The Val di Sole or ‘Valley of the Sun’ is located in Italy’s north, although you’d be forgiven for thinking you’d stumbled into Austria. Like much of Trentino, Val di Sole was part of Austria until the end of WWI and its residents still know more than a word or two of German.
Sitting pretty among the highest peaks of the Central and Eastern Alps, the Val di Sole is one of the Alpine valleys with the most abundant snowfall. So naturally, it’s an extremely popular skiing destination with not only Italians, but plenty of other snow-loving Europeans.
There are almost endless kilometres of slopes to choose from, as well as a bunch of ski schools and rental stores, meaning everything you need is close at hand.
The Italians approach skiing with the same aplomb they apply to all of life’s pursuits. They spend the morning on the slopes before tucking into a very hearty lunch at one of the many rifugi. Here you’re served deer stew and polenta in a very good imitation of a Swiss chalet while the sound of people clomping around in their ski boots drowns out any conversation. After lunch, everyone retreats to the terrace to, as absurd as it sounds, sunbake and, more reasonably, drink vov, a peculiar liquor made from egg yolks and marsala.
The chicest slopes in the Val di Sole are at Marilleva, where the Scuderia Ferrari Formula One and Ducati Corse MotoGP make annual appearances.
When the slopes no longer beckon
In April, the ski resorts close and the Val di Sole devotes itself to its other love: nature walking or, more precisely, Nordic walking. You don’t have to travel far in the valley to see clusters of devotees moving very briskly, aided by poles that seem far too big for them. Nordic walking is a whole bodywork out that consumes more energy than skiing or jogging. But you have to learn the technique first, which is why there are plenty of Nordic walking schools in the valley.
If you’re looking for something more relaxing, head to the Stelvio National Park for a run-of-the-mill walk or hike, or simply explore the many towns and villages that dot the valley.
One of the most beautiful things about the Val di Sole is that it’s so very unItalian. The locals are fair haired and long limbed. They are obsessed with every sort of outdoor activity. And their homes! Their homes are like something out of the Sound of Music. Forget the boring pastel-coloured palazzos that define the rest of Italy, homes in the Val di Sole are mountain escapes adorned with panels carved from dark wood. These panels depict mountain scenes and animals and, on the oldest homes, are accompanied by bright frescoes painted directly onto the facade.
Unwind and recharge
In actual fact, the name Val di Sole has nothing to do with the sun and everything to do with the Celtic god of water Sulis. It’s a nod to the valley’s abundance of thermal water, primarily located in Peio and Rabbi.

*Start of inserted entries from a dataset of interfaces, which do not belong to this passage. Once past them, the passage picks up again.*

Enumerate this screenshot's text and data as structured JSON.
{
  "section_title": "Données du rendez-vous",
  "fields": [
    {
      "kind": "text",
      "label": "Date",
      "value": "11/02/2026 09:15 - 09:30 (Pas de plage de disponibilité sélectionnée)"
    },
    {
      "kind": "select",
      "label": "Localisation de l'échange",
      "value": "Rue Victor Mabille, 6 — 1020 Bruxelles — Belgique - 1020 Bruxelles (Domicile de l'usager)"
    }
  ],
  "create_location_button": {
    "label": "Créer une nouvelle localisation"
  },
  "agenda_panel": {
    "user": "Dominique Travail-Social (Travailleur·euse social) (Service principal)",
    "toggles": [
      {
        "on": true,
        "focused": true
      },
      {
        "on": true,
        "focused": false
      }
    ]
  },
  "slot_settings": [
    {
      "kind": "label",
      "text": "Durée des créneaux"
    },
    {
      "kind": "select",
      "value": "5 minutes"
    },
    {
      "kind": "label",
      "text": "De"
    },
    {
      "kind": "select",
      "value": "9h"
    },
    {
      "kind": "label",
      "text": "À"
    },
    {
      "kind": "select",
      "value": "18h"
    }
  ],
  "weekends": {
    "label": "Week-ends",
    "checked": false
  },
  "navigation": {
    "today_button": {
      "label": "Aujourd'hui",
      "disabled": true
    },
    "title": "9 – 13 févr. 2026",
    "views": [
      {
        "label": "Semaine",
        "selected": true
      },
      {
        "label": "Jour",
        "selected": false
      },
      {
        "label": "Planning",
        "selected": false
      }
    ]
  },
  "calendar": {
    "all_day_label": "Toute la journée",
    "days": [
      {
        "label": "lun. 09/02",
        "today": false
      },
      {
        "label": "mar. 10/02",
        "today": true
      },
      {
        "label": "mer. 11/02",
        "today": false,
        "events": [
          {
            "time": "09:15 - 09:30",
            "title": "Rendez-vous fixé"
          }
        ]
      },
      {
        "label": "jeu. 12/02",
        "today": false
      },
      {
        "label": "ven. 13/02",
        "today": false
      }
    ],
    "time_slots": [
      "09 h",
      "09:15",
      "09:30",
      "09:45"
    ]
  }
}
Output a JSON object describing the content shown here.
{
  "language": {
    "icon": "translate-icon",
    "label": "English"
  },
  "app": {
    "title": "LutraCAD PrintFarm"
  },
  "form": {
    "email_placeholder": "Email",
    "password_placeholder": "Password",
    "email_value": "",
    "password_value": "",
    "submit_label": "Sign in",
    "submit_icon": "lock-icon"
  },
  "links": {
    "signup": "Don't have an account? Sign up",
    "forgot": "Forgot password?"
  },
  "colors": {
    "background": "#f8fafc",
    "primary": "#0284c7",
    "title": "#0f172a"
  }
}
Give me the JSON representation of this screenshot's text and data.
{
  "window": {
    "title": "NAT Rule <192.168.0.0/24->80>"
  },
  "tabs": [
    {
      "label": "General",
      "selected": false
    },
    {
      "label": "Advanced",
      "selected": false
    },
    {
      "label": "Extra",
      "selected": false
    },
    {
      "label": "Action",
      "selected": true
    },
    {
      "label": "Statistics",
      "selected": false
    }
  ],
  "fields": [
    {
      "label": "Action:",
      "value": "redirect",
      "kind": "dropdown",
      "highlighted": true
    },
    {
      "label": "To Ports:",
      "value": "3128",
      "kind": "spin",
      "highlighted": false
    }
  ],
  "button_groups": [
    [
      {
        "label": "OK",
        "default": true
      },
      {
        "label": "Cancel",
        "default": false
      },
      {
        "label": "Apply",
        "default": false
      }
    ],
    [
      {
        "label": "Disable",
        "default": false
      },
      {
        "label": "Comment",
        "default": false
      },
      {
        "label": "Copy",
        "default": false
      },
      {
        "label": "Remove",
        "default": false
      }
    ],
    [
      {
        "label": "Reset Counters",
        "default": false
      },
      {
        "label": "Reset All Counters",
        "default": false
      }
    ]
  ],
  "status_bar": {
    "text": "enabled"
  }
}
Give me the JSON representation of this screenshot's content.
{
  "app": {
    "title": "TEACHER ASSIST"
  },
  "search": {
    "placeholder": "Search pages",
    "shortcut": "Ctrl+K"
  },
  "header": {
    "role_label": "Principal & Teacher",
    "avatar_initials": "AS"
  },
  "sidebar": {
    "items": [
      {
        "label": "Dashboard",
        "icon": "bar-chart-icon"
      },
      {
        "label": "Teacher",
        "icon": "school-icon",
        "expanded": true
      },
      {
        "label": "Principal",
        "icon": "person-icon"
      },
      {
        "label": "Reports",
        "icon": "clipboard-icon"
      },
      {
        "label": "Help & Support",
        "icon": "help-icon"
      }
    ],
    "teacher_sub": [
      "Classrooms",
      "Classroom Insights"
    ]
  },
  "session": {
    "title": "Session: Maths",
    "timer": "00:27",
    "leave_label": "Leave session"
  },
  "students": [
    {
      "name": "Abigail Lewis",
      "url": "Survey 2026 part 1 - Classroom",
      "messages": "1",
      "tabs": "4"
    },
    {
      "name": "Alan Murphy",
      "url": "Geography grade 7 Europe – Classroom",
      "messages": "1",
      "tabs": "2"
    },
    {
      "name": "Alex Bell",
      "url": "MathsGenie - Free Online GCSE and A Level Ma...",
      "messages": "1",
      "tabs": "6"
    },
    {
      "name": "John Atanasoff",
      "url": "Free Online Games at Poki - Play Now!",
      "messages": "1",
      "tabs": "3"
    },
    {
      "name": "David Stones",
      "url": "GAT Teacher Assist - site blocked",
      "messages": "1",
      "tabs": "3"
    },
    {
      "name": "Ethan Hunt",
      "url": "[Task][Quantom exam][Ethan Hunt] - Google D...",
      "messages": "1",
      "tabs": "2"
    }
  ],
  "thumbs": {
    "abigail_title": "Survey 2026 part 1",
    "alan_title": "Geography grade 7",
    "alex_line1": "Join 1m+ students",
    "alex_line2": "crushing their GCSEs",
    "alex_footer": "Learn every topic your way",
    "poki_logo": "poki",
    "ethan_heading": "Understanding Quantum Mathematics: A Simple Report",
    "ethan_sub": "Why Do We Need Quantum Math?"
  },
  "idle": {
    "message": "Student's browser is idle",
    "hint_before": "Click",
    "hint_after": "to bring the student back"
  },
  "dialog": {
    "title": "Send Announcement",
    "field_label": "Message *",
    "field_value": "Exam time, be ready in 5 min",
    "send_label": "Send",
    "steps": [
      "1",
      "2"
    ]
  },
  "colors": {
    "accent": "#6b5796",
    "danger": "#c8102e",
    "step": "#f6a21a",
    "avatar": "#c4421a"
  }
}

For about €20, you can spend the day in the Turkish baths, heated pools and saunas that define the area’s thermal spas. These are usually adult-only refuges and the staff may insist you wear a swimming cap and thongs.
Photo credit: http://www.valdisole.net/
Otherwise you can relax at one of the hundreds of in-hotel spas. These are often open to both guests and non-guests. A word of warning. Since these spas are popular with visiting Northern Europeans, they can be quite lax about clothing. In fact, your fellow spa companions will most likely be naked.
The Val di Sole’s thermal water isn’t just for bathing in. Rich in carbon and sulphur, it’s said to cure every ailment and the locals drink it by the glassful. The overpowering copper taste will take some getting used to though.
In a destination that looks, sounds and feels so very foreign, you can’t help but expect something other than your typical spaghetti alla carbonara and the valley doesn’t disappoint. It’s Italy’s apple growing capital and you’ll find the fruit in everything from strudel to cider. It’s also famous for its Casolet, a rich cow’s milk cheese that’s a great alternative to mozzarella.
As for a national dish, the Solàndri, as the valley’s inhabitants are called, will never say no to a plate of canederli. These boiled dumplings are very popular in Central and East European cooking and are made from bread, milk and eggs. The valley sets itself apart from its neighbours by also including small cubes of speck, a type of prosciutto that’s lightly smoked and cured. These dumplings are served in a light broth that’s perfect for a winter’s evening.
Canederli in brodo. Photo credit: http://www.natur-hotel-suedtirol.com/